PROVIDED DATA Start Marker
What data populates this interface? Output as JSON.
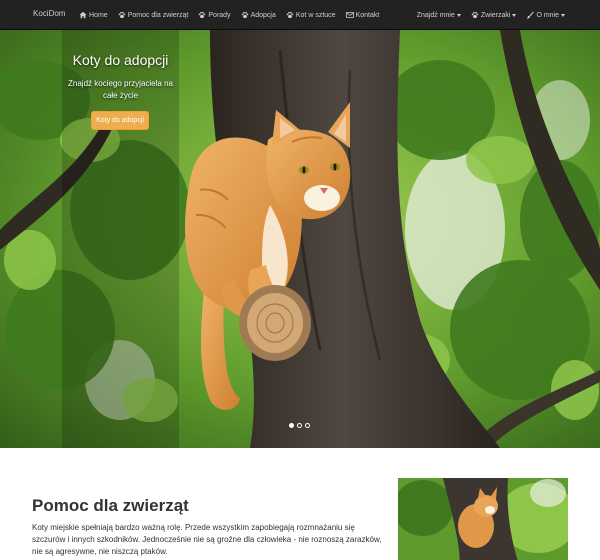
{
  "navbar": {
    "brand": "KociDom",
    "items": [
      {
        "label": "Home",
        "icon": "home-icon"
      },
      {
        "label": "Pomoc dla zwierząt",
        "icon": "paw-icon"
      },
      {
        "label": "Porady",
        "icon": "paw-icon"
      },
      {
        "label": "Adopcja",
        "icon": "paw-icon"
      },
      {
        "label": "Kot w sztuce",
        "icon": "paw-icon"
      },
      {
        "label": "Kontakt",
        "icon": "envelope-icon"
      }
    ],
    "right_items": [
      {
        "label": "Znajdź mnie"
      },
      {
        "label": "Zwierzaki",
        "icon": "paw-icon"
      },
      {
        "label": "O mnie",
        "icon": "brush-icon"
      }
    ]
  },
  "hero": {
    "title": "Koty do adopcji",
    "subtitle": "Znajdź kociego przyjaciela na całe życie",
    "button_label": "Koty do adopcji",
    "slides": 3,
    "active_slide": 1
  },
  "section": {
    "title": "Pomoc dla zwierząt",
    "text": "Koty miejskie spełniają bardzo ważną rolę. Przede wszystkim zapobiegają rozmnażaniu się szczurów i innych szkodników. Jednocześnie nie są groźne dla człowieka - nie roznoszą zarazków, nie są agresywne, nie niszczą ptaków."
  },
  "colors": {
    "navbar_bg": "#222222",
    "button_warning": "#f0ad4e",
    "text": "#333333"
  }
}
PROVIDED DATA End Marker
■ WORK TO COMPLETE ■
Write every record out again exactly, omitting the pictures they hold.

■ RESULT FOR THIS TASK ■
What data populates this interface? Output as JSON.
{
  "navbar": {
    "brand": "KociDom",
    "items": [
      {
        "label": "Home",
        "icon": "home-icon"
      },
      {
        "label": "Pomoc dla zwierząt",
        "icon": "paw-icon"
      },
      {
        "label": "Porady",
        "icon": "paw-icon"
      },
      {
        "label": "Adopcja",
        "icon": "paw-icon"
      },
      {
        "label": "Kot w sztuce",
        "icon": "paw-icon"
      },
      {
        "label": "Kontakt",
        "icon": "envelope-icon"
      }
    ],
    "right_items": [
      {
        "label": "Znajdź mnie"
      },
      {
        "label": "Zwierzaki",
        "icon": "paw-icon"
      },
      {
        "label": "O mnie",
        "icon": "brush-icon"
      }
    ]
  },
  "hero": {
    "title": "Koty do adopcji",
    "subtitle": "Znajdź kociego przyjaciela na całe życie",
    "button_label": "Koty do adopcji",
    "slides": 3,
    "active_slide": 1
  },
  "section": {
    "title": "Pomoc dla zwierząt",
    "text": "Koty miejskie spełniają bardzo ważną rolę. Przede wszystkim zapobiegają rozmnażaniu się szczurów i innych szkodników. Jednocześnie nie są groźne dla człowieka - nie roznoszą zarazków, nie są agresywne, nie niszczą ptaków."
  },
  "colors": {
    "navbar_bg": "#222222",
    "button_warning": "#f0ad4e",
    "text": "#333333"
  }
}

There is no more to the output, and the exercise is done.